§ Your assignment
Every line below that holds the word "true" must be listed.

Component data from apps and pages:
=== Section Start ===
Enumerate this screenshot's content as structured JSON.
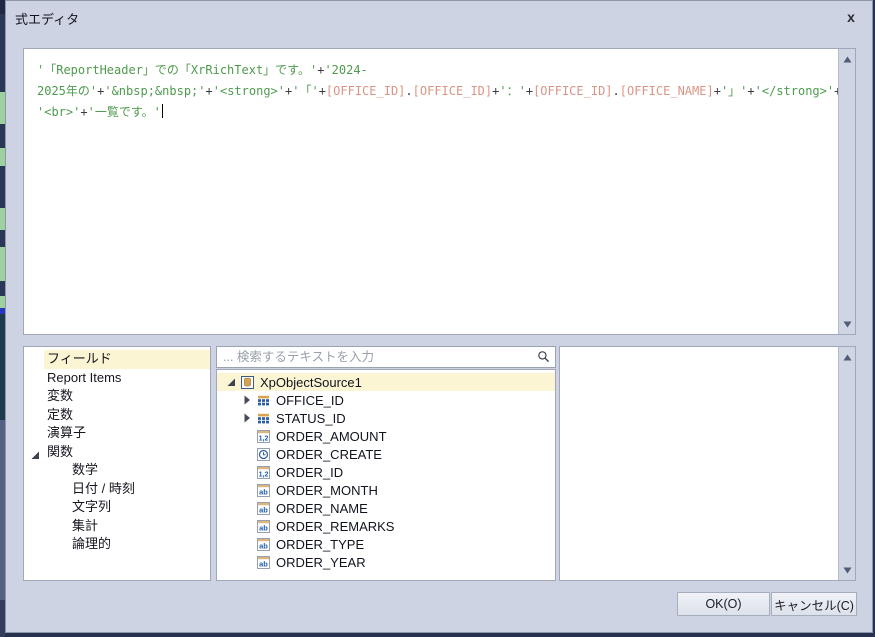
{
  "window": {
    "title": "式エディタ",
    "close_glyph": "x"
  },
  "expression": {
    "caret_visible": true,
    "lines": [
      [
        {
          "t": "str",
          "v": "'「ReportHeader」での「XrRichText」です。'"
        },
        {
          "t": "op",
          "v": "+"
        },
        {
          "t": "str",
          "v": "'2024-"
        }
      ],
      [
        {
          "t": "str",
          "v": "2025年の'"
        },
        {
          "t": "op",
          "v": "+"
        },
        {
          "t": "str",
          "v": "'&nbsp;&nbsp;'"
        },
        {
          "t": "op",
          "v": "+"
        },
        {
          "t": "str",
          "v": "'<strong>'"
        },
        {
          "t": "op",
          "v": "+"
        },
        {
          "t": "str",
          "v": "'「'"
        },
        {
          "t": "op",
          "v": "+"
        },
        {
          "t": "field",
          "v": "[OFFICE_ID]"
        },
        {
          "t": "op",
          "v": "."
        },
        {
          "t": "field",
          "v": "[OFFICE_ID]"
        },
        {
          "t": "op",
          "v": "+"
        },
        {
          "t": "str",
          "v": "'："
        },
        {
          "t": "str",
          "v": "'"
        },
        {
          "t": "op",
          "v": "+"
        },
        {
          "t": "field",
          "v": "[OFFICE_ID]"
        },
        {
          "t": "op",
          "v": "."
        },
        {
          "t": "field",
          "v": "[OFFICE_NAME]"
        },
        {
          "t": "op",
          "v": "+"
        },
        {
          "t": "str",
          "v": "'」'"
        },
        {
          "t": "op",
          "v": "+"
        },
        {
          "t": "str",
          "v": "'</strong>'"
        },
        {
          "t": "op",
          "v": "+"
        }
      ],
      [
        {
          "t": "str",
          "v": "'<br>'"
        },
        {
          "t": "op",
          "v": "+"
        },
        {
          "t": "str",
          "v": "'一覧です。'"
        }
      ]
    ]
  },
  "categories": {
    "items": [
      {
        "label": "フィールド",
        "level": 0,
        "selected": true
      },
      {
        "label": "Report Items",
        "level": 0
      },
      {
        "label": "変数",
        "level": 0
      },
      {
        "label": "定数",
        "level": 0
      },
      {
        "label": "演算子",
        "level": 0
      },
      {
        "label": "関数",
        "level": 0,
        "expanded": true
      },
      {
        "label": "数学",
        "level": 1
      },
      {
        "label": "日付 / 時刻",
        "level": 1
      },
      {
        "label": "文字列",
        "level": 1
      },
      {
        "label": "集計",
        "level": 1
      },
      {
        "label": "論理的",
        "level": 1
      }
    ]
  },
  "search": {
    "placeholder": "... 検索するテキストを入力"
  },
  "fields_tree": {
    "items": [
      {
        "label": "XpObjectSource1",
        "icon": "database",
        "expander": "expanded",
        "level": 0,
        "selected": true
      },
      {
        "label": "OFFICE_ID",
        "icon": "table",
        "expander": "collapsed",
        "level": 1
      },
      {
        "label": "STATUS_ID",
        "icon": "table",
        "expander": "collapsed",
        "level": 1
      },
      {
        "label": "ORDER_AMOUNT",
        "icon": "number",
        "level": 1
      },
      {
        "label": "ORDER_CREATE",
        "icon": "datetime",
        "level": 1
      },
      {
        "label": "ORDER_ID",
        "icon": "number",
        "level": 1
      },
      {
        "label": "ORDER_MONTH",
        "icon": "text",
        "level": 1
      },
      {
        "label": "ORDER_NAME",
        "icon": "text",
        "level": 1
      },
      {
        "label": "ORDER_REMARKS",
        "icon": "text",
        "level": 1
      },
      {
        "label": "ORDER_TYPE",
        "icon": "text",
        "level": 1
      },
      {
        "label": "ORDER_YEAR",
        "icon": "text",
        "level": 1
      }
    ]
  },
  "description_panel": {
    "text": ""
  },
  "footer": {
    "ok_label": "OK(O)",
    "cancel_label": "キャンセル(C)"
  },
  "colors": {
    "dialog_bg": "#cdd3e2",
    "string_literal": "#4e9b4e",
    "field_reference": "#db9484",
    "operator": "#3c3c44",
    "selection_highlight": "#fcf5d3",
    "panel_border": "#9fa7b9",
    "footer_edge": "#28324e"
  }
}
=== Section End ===
§ Task response
    "caret_visible": true,
        "selected": true
        "expanded": true
        "selected": true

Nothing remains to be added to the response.